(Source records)
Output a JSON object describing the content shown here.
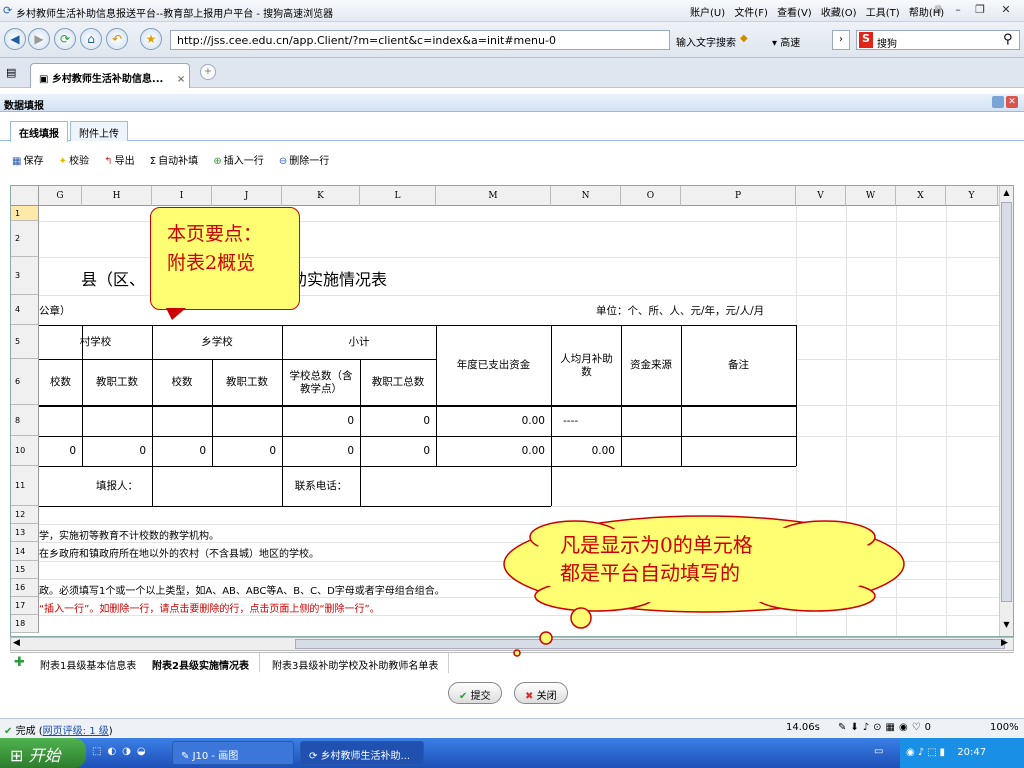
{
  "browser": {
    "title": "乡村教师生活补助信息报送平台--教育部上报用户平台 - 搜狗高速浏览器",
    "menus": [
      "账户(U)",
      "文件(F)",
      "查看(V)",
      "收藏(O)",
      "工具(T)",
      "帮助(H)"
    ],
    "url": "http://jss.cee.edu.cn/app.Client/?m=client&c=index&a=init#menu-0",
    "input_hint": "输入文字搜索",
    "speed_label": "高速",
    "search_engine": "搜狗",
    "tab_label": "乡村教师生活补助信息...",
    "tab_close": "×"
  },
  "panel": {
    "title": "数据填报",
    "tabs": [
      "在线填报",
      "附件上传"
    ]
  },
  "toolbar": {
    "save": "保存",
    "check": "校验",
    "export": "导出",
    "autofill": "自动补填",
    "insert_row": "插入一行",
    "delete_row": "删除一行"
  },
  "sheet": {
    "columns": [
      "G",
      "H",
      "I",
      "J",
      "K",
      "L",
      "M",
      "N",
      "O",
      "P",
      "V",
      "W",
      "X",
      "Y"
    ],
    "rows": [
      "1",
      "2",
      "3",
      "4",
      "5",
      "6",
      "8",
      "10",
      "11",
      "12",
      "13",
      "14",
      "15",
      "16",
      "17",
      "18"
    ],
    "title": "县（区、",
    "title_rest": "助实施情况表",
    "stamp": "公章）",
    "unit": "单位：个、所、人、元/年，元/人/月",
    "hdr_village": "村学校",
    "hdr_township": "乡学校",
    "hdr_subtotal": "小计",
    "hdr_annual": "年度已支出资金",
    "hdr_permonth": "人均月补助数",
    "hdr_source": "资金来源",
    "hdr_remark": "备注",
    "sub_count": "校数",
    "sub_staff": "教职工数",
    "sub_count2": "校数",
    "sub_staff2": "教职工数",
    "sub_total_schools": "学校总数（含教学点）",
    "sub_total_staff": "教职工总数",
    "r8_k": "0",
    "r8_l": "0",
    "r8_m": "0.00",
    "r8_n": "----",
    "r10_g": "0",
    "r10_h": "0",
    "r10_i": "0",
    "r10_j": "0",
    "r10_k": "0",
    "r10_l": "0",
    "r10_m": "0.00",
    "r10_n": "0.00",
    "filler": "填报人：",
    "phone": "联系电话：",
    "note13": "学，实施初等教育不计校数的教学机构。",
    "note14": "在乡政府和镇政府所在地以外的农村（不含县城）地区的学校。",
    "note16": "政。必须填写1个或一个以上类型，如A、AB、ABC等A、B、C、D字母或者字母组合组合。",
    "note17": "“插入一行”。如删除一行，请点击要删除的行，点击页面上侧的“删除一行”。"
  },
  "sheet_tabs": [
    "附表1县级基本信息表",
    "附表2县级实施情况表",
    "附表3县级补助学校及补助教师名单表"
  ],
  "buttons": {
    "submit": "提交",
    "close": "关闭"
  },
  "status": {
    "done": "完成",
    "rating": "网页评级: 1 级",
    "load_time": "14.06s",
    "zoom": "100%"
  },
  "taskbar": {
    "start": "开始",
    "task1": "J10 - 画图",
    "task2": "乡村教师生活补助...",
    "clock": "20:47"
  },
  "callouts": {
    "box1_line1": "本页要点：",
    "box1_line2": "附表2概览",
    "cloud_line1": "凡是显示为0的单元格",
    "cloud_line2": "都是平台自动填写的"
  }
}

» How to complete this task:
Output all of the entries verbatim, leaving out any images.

» Written answer:
Output a JSON object describing the content shown here.
{
  "browser": {
    "title": "乡村教师生活补助信息报送平台--教育部上报用户平台 - 搜狗高速浏览器",
    "menus": [
      "账户(U)",
      "文件(F)",
      "查看(V)",
      "收藏(O)",
      "工具(T)",
      "帮助(H)"
    ],
    "url": "http://jss.cee.edu.cn/app.Client/?m=client&c=index&a=init#menu-0",
    "input_hint": "输入文字搜索",
    "speed_label": "高速",
    "search_engine": "搜狗",
    "tab_label": "乡村教师生活补助信息...",
    "tab_close": "×"
  },
  "panel": {
    "title": "数据填报",
    "tabs": [
      "在线填报",
      "附件上传"
    ]
  },
  "toolbar": {
    "save": "保存",
    "check": "校验",
    "export": "导出",
    "autofill": "自动补填",
    "insert_row": "插入一行",
    "delete_row": "删除一行"
  },
  "sheet": {
    "columns": [
      "G",
      "H",
      "I",
      "J",
      "K",
      "L",
      "M",
      "N",
      "O",
      "P",
      "V",
      "W",
      "X",
      "Y"
    ],
    "rows": [
      "1",
      "2",
      "3",
      "4",
      "5",
      "6",
      "8",
      "10",
      "11",
      "12",
      "13",
      "14",
      "15",
      "16",
      "17",
      "18"
    ],
    "title": "县（区、",
    "title_rest": "助实施情况表",
    "stamp": "公章）",
    "unit": "单位：个、所、人、元/年，元/人/月",
    "hdr_village": "村学校",
    "hdr_township": "乡学校",
    "hdr_subtotal": "小计",
    "hdr_annual": "年度已支出资金",
    "hdr_permonth": "人均月补助数",
    "hdr_source": "资金来源",
    "hdr_remark": "备注",
    "sub_count": "校数",
    "sub_staff": "教职工数",
    "sub_count2": "校数",
    "sub_staff2": "教职工数",
    "sub_total_schools": "学校总数（含教学点）",
    "sub_total_staff": "教职工总数",
    "r8_k": "0",
    "r8_l": "0",
    "r8_m": "0.00",
    "r8_n": "----",
    "r10_g": "0",
    "r10_h": "0",
    "r10_i": "0",
    "r10_j": "0",
    "r10_k": "0",
    "r10_l": "0",
    "r10_m": "0.00",
    "r10_n": "0.00",
    "filler": "填报人：",
    "phone": "联系电话：",
    "note13": "学，实施初等教育不计校数的教学机构。",
    "note14": "在乡政府和镇政府所在地以外的农村（不含县城）地区的学校。",
    "note16": "政。必须填写1个或一个以上类型，如A、AB、ABC等A、B、C、D字母或者字母组合组合。",
    "note17": "“插入一行”。如删除一行，请点击要删除的行，点击页面上侧的“删除一行”。"
  },
  "sheet_tabs": [
    "附表1县级基本信息表",
    "附表2县级实施情况表",
    "附表3县级补助学校及补助教师名单表"
  ],
  "buttons": {
    "submit": "提交",
    "close": "关闭"
  },
  "status": {
    "done": "完成",
    "rating": "网页评级: 1 级",
    "load_time": "14.06s",
    "zoom": "100%"
  },
  "taskbar": {
    "start": "开始",
    "task1": "J10 - 画图",
    "task2": "乡村教师生活补助...",
    "clock": "20:47"
  },
  "callouts": {
    "box1_line1": "本页要点：",
    "box1_line2": "附表2概览",
    "cloud_line1": "凡是显示为0的单元格",
    "cloud_line2": "都是平台自动填写的"
  }
}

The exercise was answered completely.